_Information supplied_
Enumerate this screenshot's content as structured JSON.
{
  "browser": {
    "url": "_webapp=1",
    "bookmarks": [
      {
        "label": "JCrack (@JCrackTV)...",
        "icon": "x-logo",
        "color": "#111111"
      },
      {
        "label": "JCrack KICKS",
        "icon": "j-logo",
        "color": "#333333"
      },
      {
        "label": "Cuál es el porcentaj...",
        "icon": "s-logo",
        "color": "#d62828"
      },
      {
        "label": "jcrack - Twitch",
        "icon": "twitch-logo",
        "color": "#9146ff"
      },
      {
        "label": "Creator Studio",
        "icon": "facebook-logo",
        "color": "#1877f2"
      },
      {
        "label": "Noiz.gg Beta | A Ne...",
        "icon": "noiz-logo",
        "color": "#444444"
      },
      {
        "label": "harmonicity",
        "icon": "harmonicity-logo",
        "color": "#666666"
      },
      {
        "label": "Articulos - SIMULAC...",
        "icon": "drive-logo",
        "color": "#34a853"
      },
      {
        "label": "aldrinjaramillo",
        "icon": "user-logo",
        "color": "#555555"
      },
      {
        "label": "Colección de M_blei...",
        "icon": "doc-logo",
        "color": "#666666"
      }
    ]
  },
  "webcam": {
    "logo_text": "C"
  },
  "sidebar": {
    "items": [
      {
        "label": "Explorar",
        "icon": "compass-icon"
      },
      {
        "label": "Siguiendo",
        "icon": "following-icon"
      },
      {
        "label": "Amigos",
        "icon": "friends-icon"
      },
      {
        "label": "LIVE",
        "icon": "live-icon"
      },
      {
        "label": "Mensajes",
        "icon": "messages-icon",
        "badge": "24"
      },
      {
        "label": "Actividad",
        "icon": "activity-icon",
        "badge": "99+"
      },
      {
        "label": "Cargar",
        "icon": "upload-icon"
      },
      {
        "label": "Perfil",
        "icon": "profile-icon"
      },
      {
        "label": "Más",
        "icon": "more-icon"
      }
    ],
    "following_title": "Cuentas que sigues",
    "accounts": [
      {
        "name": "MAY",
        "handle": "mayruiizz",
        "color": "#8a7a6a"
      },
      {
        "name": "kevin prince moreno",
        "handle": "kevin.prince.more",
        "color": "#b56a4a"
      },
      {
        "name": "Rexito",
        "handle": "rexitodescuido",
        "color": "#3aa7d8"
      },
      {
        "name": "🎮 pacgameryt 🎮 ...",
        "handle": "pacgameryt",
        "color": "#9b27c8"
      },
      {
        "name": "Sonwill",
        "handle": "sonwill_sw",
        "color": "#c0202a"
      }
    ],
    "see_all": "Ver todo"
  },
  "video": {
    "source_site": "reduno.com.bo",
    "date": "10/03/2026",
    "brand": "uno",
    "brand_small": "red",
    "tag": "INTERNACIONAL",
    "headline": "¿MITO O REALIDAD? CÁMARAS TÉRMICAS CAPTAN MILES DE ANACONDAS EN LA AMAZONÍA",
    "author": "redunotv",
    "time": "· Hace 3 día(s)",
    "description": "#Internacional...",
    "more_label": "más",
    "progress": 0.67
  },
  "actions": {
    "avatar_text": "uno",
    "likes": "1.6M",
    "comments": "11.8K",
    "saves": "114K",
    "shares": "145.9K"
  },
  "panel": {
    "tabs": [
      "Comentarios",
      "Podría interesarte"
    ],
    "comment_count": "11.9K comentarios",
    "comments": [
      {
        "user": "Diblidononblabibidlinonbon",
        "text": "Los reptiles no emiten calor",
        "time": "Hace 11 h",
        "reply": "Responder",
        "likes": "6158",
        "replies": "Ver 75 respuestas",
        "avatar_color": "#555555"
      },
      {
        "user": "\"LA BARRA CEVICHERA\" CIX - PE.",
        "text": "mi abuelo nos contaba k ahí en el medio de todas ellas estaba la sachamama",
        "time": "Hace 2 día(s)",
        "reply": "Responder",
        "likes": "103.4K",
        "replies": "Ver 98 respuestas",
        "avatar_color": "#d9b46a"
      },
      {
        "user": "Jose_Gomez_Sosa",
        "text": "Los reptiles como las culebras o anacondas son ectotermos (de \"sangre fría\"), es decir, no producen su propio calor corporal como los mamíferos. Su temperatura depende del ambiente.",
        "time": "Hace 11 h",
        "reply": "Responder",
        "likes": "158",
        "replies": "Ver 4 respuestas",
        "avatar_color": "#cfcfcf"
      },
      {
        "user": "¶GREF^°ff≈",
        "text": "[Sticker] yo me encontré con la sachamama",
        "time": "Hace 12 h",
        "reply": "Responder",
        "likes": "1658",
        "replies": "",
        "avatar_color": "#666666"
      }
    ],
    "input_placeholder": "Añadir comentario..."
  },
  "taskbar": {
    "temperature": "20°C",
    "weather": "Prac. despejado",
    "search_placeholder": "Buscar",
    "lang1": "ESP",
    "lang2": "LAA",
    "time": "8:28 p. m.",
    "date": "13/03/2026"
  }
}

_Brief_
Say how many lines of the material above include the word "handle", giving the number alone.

_Finished exercise_
5